Data for this exercise
^^^^

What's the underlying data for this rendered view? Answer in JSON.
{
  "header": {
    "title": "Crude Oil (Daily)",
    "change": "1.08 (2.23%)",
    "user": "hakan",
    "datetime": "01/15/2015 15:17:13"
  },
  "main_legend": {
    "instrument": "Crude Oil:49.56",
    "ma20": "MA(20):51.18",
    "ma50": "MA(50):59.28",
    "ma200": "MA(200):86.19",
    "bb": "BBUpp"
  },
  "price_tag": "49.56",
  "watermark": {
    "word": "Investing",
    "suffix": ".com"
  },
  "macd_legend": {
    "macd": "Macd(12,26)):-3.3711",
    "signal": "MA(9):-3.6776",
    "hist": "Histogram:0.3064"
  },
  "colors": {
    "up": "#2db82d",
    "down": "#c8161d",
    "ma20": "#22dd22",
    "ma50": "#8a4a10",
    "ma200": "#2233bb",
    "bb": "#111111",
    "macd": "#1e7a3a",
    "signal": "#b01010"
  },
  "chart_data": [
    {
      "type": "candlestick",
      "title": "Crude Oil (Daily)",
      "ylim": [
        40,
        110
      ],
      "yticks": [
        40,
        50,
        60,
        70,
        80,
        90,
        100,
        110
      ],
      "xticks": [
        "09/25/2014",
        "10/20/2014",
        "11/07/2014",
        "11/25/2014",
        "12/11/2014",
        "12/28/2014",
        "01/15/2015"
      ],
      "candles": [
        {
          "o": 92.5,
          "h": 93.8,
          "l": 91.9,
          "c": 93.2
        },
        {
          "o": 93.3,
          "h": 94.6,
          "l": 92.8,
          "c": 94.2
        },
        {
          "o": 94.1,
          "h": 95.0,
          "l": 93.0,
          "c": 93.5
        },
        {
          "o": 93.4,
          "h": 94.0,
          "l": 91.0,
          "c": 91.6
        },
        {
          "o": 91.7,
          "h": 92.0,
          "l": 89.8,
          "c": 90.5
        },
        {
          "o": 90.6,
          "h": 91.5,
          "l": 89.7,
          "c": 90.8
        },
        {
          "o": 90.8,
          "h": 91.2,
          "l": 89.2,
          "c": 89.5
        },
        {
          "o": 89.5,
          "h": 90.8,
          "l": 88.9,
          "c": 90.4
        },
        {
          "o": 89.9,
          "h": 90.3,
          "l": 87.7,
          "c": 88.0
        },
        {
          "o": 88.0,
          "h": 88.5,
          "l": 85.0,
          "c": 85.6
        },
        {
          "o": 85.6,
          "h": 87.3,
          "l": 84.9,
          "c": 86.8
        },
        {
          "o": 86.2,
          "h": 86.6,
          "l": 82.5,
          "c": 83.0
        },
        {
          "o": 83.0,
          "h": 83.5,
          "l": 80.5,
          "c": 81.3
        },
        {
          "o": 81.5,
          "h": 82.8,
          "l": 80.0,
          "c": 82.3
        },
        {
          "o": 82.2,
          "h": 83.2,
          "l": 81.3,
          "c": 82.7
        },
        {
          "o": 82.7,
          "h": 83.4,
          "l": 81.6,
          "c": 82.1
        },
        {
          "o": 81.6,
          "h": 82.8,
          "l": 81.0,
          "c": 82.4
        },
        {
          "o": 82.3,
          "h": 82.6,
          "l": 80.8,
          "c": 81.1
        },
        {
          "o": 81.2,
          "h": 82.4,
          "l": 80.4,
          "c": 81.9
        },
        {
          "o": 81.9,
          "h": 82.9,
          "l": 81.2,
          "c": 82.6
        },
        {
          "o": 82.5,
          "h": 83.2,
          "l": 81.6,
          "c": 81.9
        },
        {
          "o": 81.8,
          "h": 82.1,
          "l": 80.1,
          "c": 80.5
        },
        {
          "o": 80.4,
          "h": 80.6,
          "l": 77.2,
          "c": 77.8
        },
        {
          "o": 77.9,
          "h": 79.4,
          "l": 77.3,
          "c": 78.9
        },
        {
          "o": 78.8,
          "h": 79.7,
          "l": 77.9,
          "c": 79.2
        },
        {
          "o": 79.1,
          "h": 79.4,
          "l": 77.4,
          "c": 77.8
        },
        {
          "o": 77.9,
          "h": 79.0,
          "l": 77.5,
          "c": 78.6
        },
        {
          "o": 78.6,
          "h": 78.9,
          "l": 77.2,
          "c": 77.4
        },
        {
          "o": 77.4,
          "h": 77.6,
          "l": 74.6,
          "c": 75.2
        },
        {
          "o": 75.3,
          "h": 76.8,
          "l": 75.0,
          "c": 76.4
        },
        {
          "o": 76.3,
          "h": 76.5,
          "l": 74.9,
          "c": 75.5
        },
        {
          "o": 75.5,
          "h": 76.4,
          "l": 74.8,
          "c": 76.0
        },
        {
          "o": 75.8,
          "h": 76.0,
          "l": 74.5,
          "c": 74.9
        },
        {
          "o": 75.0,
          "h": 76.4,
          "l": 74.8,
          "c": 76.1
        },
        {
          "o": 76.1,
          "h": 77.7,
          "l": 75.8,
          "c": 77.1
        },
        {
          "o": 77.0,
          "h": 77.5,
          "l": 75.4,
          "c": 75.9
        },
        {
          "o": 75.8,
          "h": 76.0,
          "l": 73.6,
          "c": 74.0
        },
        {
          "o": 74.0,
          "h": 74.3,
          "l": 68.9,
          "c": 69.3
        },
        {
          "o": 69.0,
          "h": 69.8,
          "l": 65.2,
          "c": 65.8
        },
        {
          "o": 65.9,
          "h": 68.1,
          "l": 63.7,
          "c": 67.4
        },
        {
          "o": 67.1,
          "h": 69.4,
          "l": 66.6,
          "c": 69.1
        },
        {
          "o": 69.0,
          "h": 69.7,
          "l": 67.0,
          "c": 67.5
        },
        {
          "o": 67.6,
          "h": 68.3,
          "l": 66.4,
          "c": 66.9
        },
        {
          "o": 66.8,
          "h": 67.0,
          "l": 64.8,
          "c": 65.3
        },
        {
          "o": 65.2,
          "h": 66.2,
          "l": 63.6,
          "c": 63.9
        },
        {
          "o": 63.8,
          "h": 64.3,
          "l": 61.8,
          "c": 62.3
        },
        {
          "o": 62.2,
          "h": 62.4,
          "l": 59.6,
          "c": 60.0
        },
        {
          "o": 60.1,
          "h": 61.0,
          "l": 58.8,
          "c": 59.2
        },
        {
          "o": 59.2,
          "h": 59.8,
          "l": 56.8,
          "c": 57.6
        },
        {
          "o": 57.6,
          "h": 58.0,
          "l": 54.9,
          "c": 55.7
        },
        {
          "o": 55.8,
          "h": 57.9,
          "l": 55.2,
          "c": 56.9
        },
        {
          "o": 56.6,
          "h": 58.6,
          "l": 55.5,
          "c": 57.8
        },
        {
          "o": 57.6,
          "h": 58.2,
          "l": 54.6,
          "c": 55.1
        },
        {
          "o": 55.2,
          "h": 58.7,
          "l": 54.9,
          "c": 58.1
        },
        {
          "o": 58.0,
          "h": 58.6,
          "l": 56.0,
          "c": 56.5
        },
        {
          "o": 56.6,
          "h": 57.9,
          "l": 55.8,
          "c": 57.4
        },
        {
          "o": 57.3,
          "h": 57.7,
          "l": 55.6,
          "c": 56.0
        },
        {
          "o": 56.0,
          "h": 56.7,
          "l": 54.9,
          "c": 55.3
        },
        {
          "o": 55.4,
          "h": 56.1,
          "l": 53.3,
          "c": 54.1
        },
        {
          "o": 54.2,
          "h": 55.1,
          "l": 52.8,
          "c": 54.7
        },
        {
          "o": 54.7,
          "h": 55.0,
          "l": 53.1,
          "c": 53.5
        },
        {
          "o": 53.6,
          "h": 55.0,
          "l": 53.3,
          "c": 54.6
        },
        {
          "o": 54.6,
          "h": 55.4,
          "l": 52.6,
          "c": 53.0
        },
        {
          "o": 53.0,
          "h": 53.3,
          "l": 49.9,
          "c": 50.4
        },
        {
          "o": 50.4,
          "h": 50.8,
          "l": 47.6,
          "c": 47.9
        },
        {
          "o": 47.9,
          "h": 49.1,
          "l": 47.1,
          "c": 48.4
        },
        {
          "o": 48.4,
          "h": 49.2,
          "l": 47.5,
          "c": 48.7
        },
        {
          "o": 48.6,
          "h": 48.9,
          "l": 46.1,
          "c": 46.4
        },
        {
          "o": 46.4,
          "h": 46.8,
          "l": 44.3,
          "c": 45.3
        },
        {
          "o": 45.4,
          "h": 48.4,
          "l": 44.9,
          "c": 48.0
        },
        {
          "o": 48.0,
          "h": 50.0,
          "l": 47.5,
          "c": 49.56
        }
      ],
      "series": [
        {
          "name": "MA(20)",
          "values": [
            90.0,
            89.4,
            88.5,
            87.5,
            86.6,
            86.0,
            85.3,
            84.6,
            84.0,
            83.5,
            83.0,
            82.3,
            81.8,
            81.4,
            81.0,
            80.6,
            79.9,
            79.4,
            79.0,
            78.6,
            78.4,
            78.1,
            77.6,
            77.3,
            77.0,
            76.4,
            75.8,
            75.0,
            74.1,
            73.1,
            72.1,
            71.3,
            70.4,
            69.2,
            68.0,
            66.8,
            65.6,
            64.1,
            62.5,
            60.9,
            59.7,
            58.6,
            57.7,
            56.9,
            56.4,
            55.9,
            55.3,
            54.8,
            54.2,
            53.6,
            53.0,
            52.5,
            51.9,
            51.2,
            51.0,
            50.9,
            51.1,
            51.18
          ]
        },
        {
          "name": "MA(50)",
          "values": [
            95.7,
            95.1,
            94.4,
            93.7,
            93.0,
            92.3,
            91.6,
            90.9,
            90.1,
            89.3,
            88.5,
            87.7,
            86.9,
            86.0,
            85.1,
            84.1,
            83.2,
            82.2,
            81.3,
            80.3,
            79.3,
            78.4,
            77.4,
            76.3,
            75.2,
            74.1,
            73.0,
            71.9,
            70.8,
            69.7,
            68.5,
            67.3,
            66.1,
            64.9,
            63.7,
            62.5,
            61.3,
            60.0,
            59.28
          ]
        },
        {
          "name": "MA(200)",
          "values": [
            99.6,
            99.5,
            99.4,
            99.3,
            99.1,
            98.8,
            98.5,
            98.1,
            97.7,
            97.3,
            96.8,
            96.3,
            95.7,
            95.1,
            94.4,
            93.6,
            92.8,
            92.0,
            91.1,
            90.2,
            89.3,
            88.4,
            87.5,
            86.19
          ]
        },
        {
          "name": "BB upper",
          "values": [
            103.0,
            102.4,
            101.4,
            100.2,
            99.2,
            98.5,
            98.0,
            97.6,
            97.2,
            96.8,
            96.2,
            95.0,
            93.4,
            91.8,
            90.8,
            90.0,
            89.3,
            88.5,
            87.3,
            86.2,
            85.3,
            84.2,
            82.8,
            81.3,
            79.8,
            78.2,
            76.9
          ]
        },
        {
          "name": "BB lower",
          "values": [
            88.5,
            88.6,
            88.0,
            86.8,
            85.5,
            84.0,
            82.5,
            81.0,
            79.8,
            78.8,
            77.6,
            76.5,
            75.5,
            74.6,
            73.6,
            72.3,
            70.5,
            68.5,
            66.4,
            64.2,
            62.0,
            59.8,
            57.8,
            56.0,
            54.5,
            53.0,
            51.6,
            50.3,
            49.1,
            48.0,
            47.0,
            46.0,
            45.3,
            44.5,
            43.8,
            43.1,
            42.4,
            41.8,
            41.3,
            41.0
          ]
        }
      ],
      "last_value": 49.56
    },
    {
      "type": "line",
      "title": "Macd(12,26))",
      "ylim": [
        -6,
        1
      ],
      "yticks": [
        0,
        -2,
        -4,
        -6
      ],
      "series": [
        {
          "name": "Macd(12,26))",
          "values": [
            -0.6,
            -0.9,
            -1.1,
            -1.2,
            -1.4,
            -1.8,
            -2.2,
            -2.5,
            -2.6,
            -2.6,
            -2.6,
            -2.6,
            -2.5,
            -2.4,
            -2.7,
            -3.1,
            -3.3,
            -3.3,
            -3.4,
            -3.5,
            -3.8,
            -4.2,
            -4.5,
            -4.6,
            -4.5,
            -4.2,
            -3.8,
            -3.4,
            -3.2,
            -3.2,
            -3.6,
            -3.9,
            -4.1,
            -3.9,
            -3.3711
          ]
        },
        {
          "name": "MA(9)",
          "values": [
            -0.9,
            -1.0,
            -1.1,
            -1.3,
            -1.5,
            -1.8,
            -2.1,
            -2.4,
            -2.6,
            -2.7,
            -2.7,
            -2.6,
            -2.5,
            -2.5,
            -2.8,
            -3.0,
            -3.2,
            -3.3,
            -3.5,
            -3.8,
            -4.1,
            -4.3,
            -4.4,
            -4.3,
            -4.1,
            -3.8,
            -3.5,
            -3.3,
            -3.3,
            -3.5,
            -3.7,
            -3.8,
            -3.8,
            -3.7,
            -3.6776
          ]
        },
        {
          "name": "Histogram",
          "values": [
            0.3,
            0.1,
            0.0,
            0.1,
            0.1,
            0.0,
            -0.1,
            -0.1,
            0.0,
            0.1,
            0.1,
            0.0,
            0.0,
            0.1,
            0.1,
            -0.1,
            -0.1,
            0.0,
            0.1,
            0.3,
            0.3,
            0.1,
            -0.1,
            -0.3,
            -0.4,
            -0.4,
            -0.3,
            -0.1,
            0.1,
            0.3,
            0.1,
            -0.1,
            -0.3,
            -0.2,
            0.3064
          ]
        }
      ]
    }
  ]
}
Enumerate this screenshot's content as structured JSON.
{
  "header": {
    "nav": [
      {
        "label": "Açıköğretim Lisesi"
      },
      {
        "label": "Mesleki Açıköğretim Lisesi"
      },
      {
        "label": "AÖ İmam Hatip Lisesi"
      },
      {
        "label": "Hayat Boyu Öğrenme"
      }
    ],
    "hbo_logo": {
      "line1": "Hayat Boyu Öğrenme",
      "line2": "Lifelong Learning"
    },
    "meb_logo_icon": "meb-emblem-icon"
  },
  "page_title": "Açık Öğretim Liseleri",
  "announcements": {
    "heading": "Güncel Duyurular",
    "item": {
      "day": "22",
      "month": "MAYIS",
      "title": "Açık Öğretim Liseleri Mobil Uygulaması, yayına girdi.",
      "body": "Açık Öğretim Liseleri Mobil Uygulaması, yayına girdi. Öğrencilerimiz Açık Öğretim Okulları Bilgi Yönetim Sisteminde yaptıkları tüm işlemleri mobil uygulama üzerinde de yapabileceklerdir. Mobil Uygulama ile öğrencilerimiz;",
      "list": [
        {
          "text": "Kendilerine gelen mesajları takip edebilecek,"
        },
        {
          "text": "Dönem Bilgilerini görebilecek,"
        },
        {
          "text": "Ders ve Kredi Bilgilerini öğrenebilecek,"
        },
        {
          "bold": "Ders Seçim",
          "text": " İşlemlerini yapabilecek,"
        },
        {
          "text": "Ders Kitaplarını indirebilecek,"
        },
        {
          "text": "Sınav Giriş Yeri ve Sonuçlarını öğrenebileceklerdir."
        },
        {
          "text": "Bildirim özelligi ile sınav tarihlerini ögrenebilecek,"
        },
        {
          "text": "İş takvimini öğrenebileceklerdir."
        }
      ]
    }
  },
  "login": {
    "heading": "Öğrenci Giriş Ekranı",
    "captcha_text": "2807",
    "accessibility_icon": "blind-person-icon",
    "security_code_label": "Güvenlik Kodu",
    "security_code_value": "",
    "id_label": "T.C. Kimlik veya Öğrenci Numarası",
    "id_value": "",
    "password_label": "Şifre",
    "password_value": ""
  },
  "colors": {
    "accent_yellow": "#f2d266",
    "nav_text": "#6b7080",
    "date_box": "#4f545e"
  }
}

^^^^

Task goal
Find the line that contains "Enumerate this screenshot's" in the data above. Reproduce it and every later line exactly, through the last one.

Result of the exercise
Enumerate this screenshot's content as structured JSON.
{
  "header": {
    "nav": [
      {
        "label": "Açıköğretim Lisesi"
      },
      {
        "label": "Mesleki Açıköğretim Lisesi"
      },
      {
        "label": "AÖ İmam Hatip Lisesi"
      },
      {
        "label": "Hayat Boyu Öğrenme"
      }
    ],
    "hbo_logo": {
      "line1": "Hayat Boyu Öğrenme",
      "line2": "Lifelong Learning"
    },
    "meb_logo_icon": "meb-emblem-icon"
  },
  "page_title": "Açık Öğretim Liseleri",
  "announcements": {
    "heading": "Güncel Duyurular",
    "item": {
      "day": "22",
      "month": "MAYIS",
      "title": "Açık Öğretim Liseleri Mobil Uygulaması, yayına girdi.",
      "body": "Açık Öğretim Liseleri Mobil Uygulaması, yayına girdi. Öğrencilerimiz Açık Öğretim Okulları Bilgi Yönetim Sisteminde yaptıkları tüm işlemleri mobil uygulama üzerinde de yapabileceklerdir. Mobil Uygulama ile öğrencilerimiz;",
      "list": [
        {
          "text": "Kendilerine gelen mesajları takip edebilecek,"
        },
        {
          "text": "Dönem Bilgilerini görebilecek,"
        },
        {
          "text": "Ders ve Kredi Bilgilerini öğrenebilecek,"
        },
        {
          "bold": "Ders Seçim",
          "text": " İşlemlerini yapabilecek,"
        },
        {
          "text": "Ders Kitaplarını indirebilecek,"
        },
        {
          "text": "Sınav Giriş Yeri ve Sonuçlarını öğrenebileceklerdir."
        },
        {
          "text": "Bildirim özelligi ile sınav tarihlerini ögrenebilecek,"
        },
        {
          "text": "İş takvimini öğrenebileceklerdir."
        }
      ]
    }
  },
  "login": {
    "heading": "Öğrenci Giriş Ekranı",
    "captcha_text": "2807",
    "accessibility_icon": "blind-person-icon",
    "security_code_label": "Güvenlik Kodu",
    "security_code_value": "",
    "id_label": "T.C. Kimlik veya Öğrenci Numarası",
    "id_value": "",
    "password_label": "Şifre",
    "password_value": ""
  },
  "colors": {
    "accent_yellow": "#f2d266",
    "nav_text": "#6b7080",
    "date_box": "#4f545e"
  }
}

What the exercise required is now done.